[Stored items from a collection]
**********
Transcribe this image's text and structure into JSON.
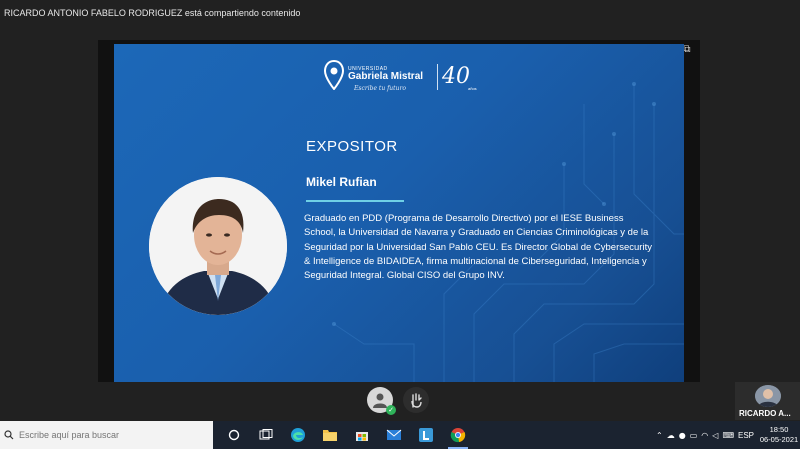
{
  "share_banner": "RICARDO ANTONIO FABELO RODRIGUEZ está compartiendo contenido",
  "slide": {
    "logo": {
      "university_label": "UNIVERSIDAD",
      "university_name": "Gabriela Mistral",
      "tagline": "Escribe tu futuro",
      "anniversary": "40",
      "anniversary_sub": "años"
    },
    "heading": "EXPOSITOR",
    "speaker_name": "Mikel Rufian",
    "bio": "Graduado en PDD (Programa de Desarrollo Directivo) por el IESE Business School, la Universidad de Navarra y Graduado en Ciencias Criminológicas y de la Seguridad por la Universidad San Pablo CEU. Es Director Global de Cybersecurity & Intelligence de BIDAIDEA, firma multinacional de Ciberseguridad, Inteligencia y Seguridad Integral. Global CISO del Grupo INV."
  },
  "participant": {
    "name": "RICARDO A..."
  },
  "taskbar": {
    "search_placeholder": "Escribe aquí para buscar",
    "language": "ESP",
    "time": "18:50",
    "date": "06-05-2021"
  },
  "icons": {
    "window_controls": [
      "minimize-icon",
      "restore-icon",
      "screen-share-icon"
    ],
    "call_bar": [
      "self-avatar-icon",
      "raise-hand-icon"
    ],
    "taskbar_apps": [
      "cortana-icon",
      "task-view-icon",
      "edge-icon",
      "file-explorer-icon",
      "store-icon",
      "mail-icon",
      "l-app-icon",
      "chrome-icon"
    ],
    "tray": [
      "chevron-up-icon",
      "onedrive-icon",
      "microphone-icon",
      "battery-icon",
      "wifi-icon",
      "volume-icon",
      "keyboard-icon"
    ]
  },
  "colors": {
    "slide_blue": "#1c68b8",
    "accent_cyan": "#6fd0e6",
    "taskbar": "#1b2330"
  }
}
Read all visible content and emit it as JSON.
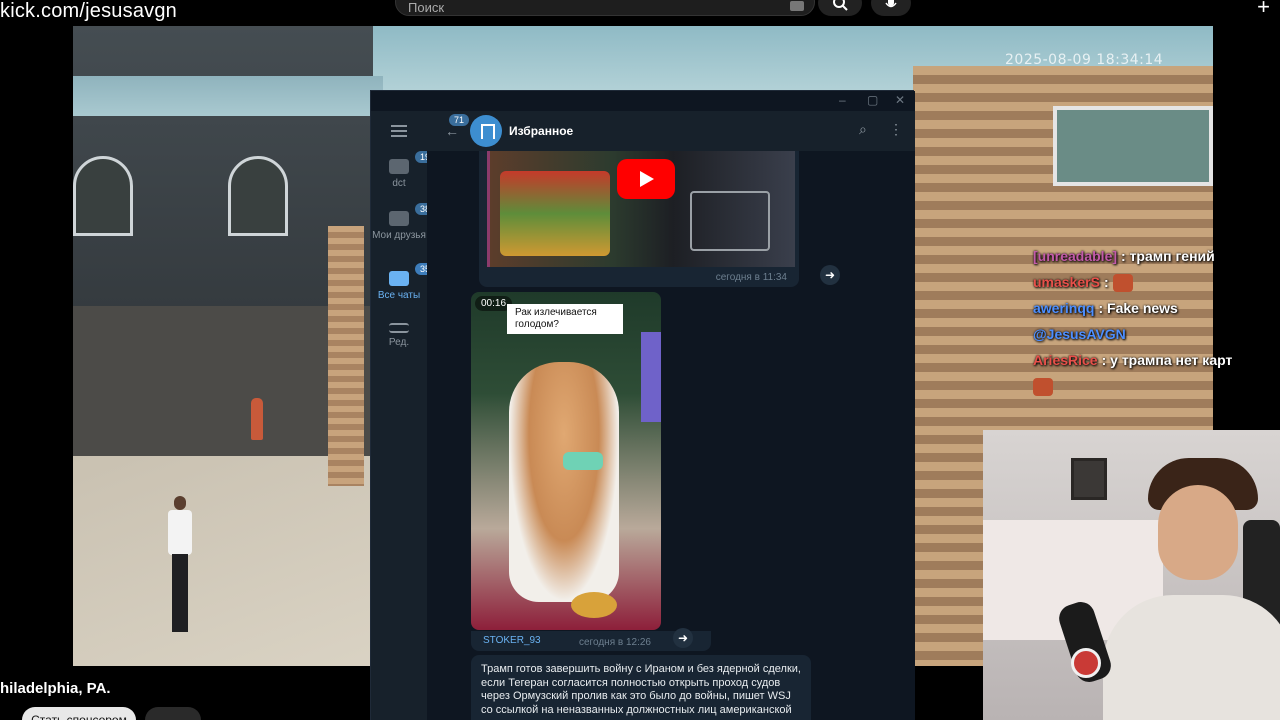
{
  "browser": {
    "url": "kick.com/jesusavgn",
    "search_placeholder": "Поиск"
  },
  "stream": {
    "timestamp": "2025-08-09 18:34:14",
    "location": "hiladelphia, PA.",
    "subscribe_label": "Стать спонсором"
  },
  "chat": [
    {
      "user": "[unreadable]",
      "user_color": "#c25aa9",
      "text": ": трамп гений"
    },
    {
      "user": "umaskerS",
      "user_color": "#e8504a",
      "text": ":",
      "emote": true
    },
    {
      "user": "awerinqq",
      "user_color": "#4d8fff",
      "text": ": Fake news"
    },
    {
      "user": "@JesusAVGN",
      "user_color": "#4d8fff",
      "text": ""
    },
    {
      "user": "AriesRice",
      "user_color": "#e8504a",
      "text": ": у трампа нет карт"
    },
    {
      "user": "",
      "user_color": "#e8504a",
      "text": "",
      "emote": true
    }
  ],
  "telegram": {
    "title": "Избранное",
    "back_badge": "71",
    "folders": [
      {
        "label": "dct",
        "badge": "193",
        "active": false
      },
      {
        "label": "Мои друзья",
        "badge": "38",
        "active": false
      },
      {
        "label": "Все чаты",
        "badge": "357",
        "active": true
      },
      {
        "label": "Ред.",
        "badge": "",
        "active": false
      }
    ],
    "messages": {
      "first_time": "сегодня в 11:34",
      "video_duration": "00:16",
      "video_caption": "Рак излечивается голодом?",
      "video_author": "STOKER_93",
      "video_time": "сегодня в 12:26",
      "text": "Трамп готов завершить войну с Ираном и без ядерной сделки, если Тегеран согласится полностью открыть проход судов через Ормузский пролив как это было до войны, пишет WSJ со ссылкой на неназванных должностных лиц американской"
    }
  },
  "colors": {
    "tg_bg": "#0e1621",
    "tg_panel": "#17212b",
    "tg_bubble": "#182533",
    "tg_accent": "#6ab2f2"
  }
}
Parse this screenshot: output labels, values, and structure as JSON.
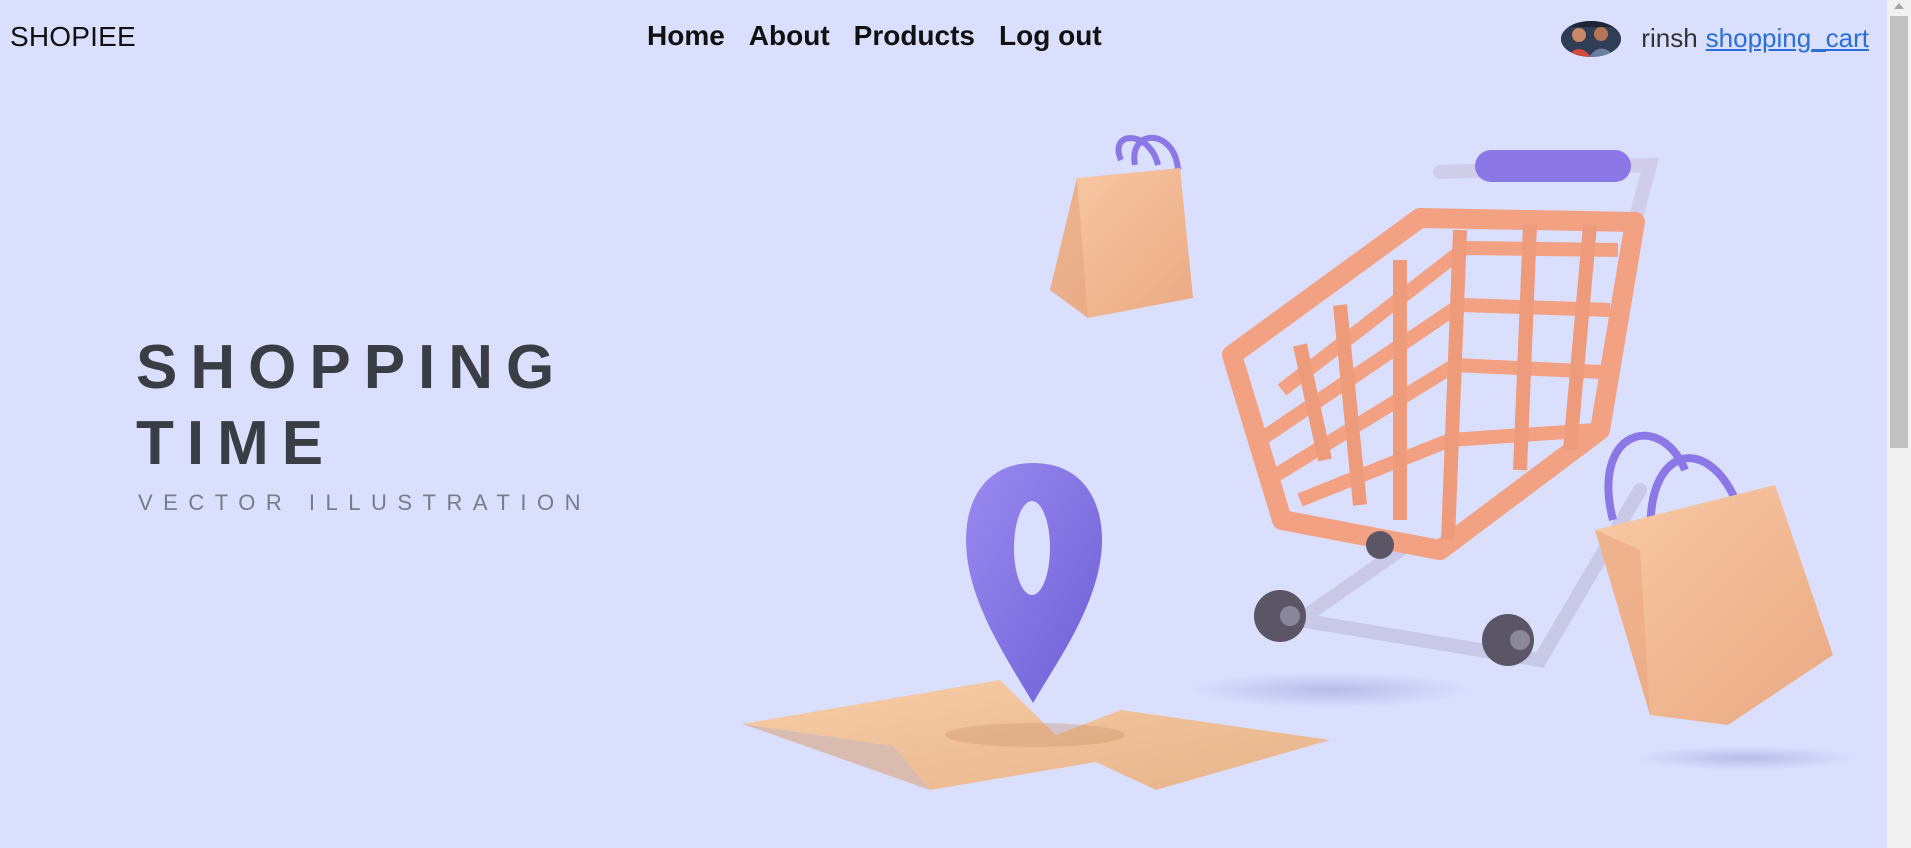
{
  "nav": {
    "brand": "SHOPIEE",
    "links": [
      {
        "label": "Home"
      },
      {
        "label": "About"
      },
      {
        "label": "Products"
      },
      {
        "label": "Log out"
      }
    ],
    "user": {
      "name": "rinsh",
      "cart_link": "shopping_cart"
    }
  },
  "hero": {
    "title_line1": "SHOPPING",
    "title_line2": "TIME",
    "subtitle": "VECTOR ILLUSTRATION",
    "illustration_icons": [
      "shopping-bag-icon",
      "shopping-cart-icon",
      "map-pin-icon",
      "folded-map-icon"
    ]
  },
  "colors": {
    "background": "#dadffe",
    "cart_orange": "#f2a183",
    "bag_peach": "#f5c39e",
    "accent_purple": "#8b78e6",
    "link_blue": "#2b6fd6"
  }
}
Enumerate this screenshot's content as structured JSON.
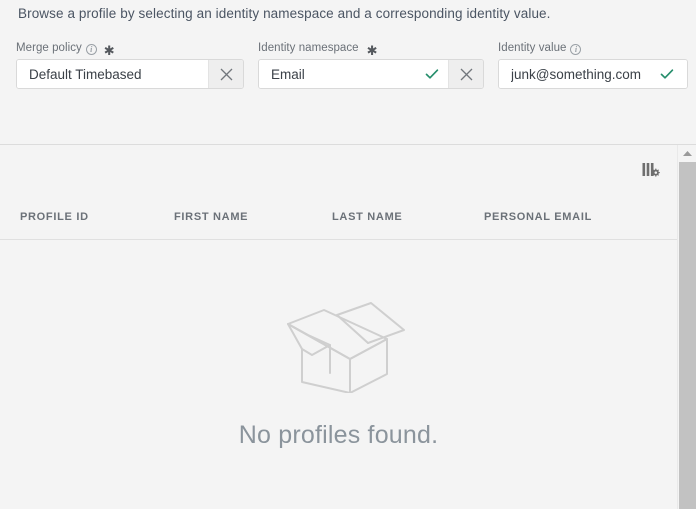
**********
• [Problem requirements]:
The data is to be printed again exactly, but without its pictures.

• [Your response]:
Transcribe this image's text and structure into JSON.
{
  "share_banner": "RICARDO ANTONIO FABELO RODRIGUEZ está compartiendo contenido",
  "slide": {
    "logo": {
      "university_label": "UNIVERSIDAD",
      "university_name": "Gabriela Mistral",
      "tagline": "Escribe tu futuro",
      "anniversary": "40",
      "anniversary_sub": "años"
    },
    "heading": "EXPOSITOR",
    "speaker_name": "Mikel Rufian",
    "bio": "Graduado en PDD (Programa de Desarrollo Directivo) por el IESE Business School, la Universidad de Navarra y Graduado en Ciencias Criminológicas y de la Seguridad por la Universidad San Pablo CEU. Es Director Global de Cybersecurity & Intelligence de BIDAIDEA, firma multinacional de Ciberseguridad, Inteligencia y Seguridad Integral. Global CISO del Grupo INV."
  },
  "participant": {
    "name": "RICARDO A..."
  },
  "taskbar": {
    "search_placeholder": "Escribe aquí para buscar",
    "language": "ESP",
    "time": "18:50",
    "date": "06-05-2021"
  },
  "icons": {
    "window_controls": [
      "minimize-icon",
      "restore-icon",
      "screen-share-icon"
    ],
    "call_bar": [
      "self-avatar-icon",
      "raise-hand-icon"
    ],
    "taskbar_apps": [
      "cortana-icon",
      "task-view-icon",
      "edge-icon",
      "file-explorer-icon",
      "store-icon",
      "mail-icon",
      "l-app-icon",
      "chrome-icon"
    ],
    "tray": [
      "chevron-up-icon",
      "onedrive-icon",
      "microphone-icon",
      "battery-icon",
      "wifi-icon",
      "volume-icon",
      "keyboard-icon"
    ]
  },
  "colors": {
    "slide_blue": "#1c68b8",
    "accent_cyan": "#6fd0e6",
    "taskbar": "#1b2330"
  }
}
Read all visible content and emit it as JSON.
{
  "browser": {
    "url": "kick.com/jesusavgn",
    "search_placeholder": "Поиск"
  },
  "stream": {
    "timestamp": "2025-08-09 18:34:14",
    "location": "hiladelphia, PA.",
    "subscribe_label": "Стать спонсором"
  },
  "chat": [
    {
      "user": "[unreadable]",
      "user_color": "#c25aa9",
      "text": ": трамп гений"
    },
    {
      "user": "umaskerS",
      "user_color": "#e8504a",
      "text": ":",
      "emote": true
    },
    {
      "user": "awerinqq",
      "user_color": "#4d8fff",
      "text": ": Fake news"
    },
    {
      "user": "@JesusAVGN",
      "user_color": "#4d8fff",
      "text": ""
    },
    {
      "user": "AriesRice",
      "user_color": "#e8504a",
      "text": ": у трампа нет карт"
    },
    {
      "user": "",
      "user_color": "#e8504a",
      "text": "",
      "emote": true
    }
  ],
  "telegram": {
    "title": "Избранное",
    "back_badge": "71",
    "folders": [
      {
        "label": "dct",
        "badge": "193",
        "active": false
      },
      {
        "label": "Мои друзья",
        "badge": "38",
        "active": false
      },
      {
        "label": "Все чаты",
        "badge": "357",
        "active": true
      },
      {
        "label": "Ред.",
        "badge": "",
        "active": false
      }
    ],
    "messages": {
      "first_time": "сегодня в 11:34",
      "video_duration": "00:16",
      "video_caption": "Рак излечивается голодом?",
      "video_author": "STOKER_93",
      "video_time": "сегодня в 12:26",
      "text": "Трамп готов завершить войну с Ираном и без ядерной сделки, если Тегеран согласится полностью открыть проход судов через Ормузский пролив как это было до войны, пишет WSJ со ссылкой на неназванных должностных лиц американской"
    }
  },
  "colors": {
    "tg_bg": "#0e1621",
    "tg_panel": "#17212b",
    "tg_bubble": "#182533",
    "tg_accent": "#6ab2f2"
  }
}
Parse this screenshot: output labels, values, and structure as JSON.
{
  "nav": {
    "brand": "SHOPIEE",
    "links": [
      {
        "label": "Home"
      },
      {
        "label": "About"
      },
      {
        "label": "Products"
      },
      {
        "label": "Log out"
      }
    ],
    "user": {
      "name": "rinsh",
      "cart_link": "shopping_cart"
    }
  },
  "hero": {
    "title_line1": "SHOPPING",
    "title_line2": "TIME",
    "subtitle": "VECTOR ILLUSTRATION",
    "illustration_icons": [
      "shopping-bag-icon",
      "shopping-cart-icon",
      "map-pin-icon",
      "folded-map-icon"
    ]
  },
  "colors": {
    "background": "#dadffe",
    "cart_orange": "#f2a183",
    "bag_peach": "#f5c39e",
    "accent_purple": "#8b78e6",
    "link_blue": "#2b6fd6"
  }
}
Enumerate this screenshot's content as structured JSON.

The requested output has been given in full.